_Data under study_

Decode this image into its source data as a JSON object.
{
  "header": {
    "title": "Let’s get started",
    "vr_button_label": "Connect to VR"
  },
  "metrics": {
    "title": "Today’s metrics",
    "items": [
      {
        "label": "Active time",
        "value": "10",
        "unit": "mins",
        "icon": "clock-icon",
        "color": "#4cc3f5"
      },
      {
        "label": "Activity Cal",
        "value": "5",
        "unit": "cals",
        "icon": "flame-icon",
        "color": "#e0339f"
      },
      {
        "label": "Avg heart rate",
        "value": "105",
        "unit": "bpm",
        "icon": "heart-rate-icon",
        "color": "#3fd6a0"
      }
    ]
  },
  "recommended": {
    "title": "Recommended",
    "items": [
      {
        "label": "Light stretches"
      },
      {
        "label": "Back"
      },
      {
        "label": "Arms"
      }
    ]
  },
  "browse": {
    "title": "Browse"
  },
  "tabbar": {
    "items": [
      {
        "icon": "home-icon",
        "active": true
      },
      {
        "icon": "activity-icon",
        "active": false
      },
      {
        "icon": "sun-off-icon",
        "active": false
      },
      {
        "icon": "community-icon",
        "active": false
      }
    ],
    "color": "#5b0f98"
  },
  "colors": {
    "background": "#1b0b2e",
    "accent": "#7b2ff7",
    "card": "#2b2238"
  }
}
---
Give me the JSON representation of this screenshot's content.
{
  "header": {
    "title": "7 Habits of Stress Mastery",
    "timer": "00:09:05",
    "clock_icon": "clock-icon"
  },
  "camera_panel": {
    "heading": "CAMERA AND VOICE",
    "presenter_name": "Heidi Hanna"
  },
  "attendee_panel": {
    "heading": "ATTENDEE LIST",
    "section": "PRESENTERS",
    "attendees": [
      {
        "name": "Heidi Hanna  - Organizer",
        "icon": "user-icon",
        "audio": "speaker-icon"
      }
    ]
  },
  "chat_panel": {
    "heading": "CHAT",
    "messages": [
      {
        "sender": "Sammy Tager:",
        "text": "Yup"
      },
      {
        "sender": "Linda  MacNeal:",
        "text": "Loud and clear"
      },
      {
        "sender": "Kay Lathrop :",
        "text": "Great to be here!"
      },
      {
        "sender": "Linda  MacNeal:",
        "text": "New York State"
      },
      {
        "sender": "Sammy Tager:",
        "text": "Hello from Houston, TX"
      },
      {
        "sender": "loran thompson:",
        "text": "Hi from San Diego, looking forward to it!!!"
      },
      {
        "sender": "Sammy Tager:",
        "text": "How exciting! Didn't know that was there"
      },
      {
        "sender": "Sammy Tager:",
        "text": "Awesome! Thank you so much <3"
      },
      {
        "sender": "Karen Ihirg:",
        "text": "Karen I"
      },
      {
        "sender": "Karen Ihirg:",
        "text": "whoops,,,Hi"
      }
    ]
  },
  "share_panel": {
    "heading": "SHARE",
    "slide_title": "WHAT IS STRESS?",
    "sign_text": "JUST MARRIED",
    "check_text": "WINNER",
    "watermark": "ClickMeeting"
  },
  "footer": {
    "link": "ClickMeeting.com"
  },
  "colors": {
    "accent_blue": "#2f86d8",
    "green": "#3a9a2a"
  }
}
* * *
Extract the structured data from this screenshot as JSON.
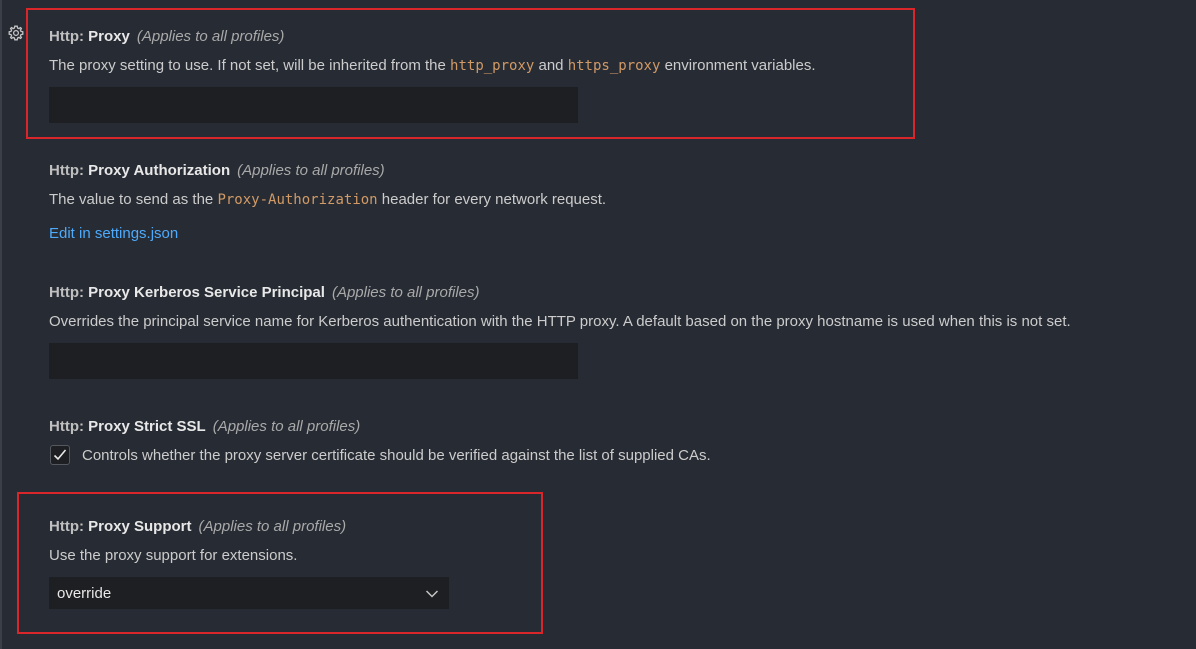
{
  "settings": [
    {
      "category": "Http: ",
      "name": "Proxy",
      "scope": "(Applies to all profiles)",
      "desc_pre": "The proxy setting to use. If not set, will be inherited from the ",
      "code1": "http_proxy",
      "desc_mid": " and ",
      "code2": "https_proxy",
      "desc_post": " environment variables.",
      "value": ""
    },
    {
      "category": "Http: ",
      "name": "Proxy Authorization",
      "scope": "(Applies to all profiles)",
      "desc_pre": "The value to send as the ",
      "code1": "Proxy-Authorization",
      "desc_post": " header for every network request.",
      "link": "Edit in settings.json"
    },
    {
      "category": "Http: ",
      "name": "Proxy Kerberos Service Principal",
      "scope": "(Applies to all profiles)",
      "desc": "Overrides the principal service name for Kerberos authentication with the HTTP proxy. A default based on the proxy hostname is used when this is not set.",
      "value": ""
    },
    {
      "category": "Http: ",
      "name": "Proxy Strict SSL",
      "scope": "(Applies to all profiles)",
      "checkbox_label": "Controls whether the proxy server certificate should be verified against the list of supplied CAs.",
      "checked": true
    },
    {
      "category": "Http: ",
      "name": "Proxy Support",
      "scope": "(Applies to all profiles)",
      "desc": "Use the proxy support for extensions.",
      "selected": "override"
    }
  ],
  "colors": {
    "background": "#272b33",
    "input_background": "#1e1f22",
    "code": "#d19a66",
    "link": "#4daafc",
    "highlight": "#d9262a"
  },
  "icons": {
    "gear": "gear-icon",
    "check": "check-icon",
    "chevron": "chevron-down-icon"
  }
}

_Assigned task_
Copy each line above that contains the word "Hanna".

_Solution to this problem_
    "presenter_name": "Heidi Hanna"
        "name": "Heidi Hanna  - Organizer",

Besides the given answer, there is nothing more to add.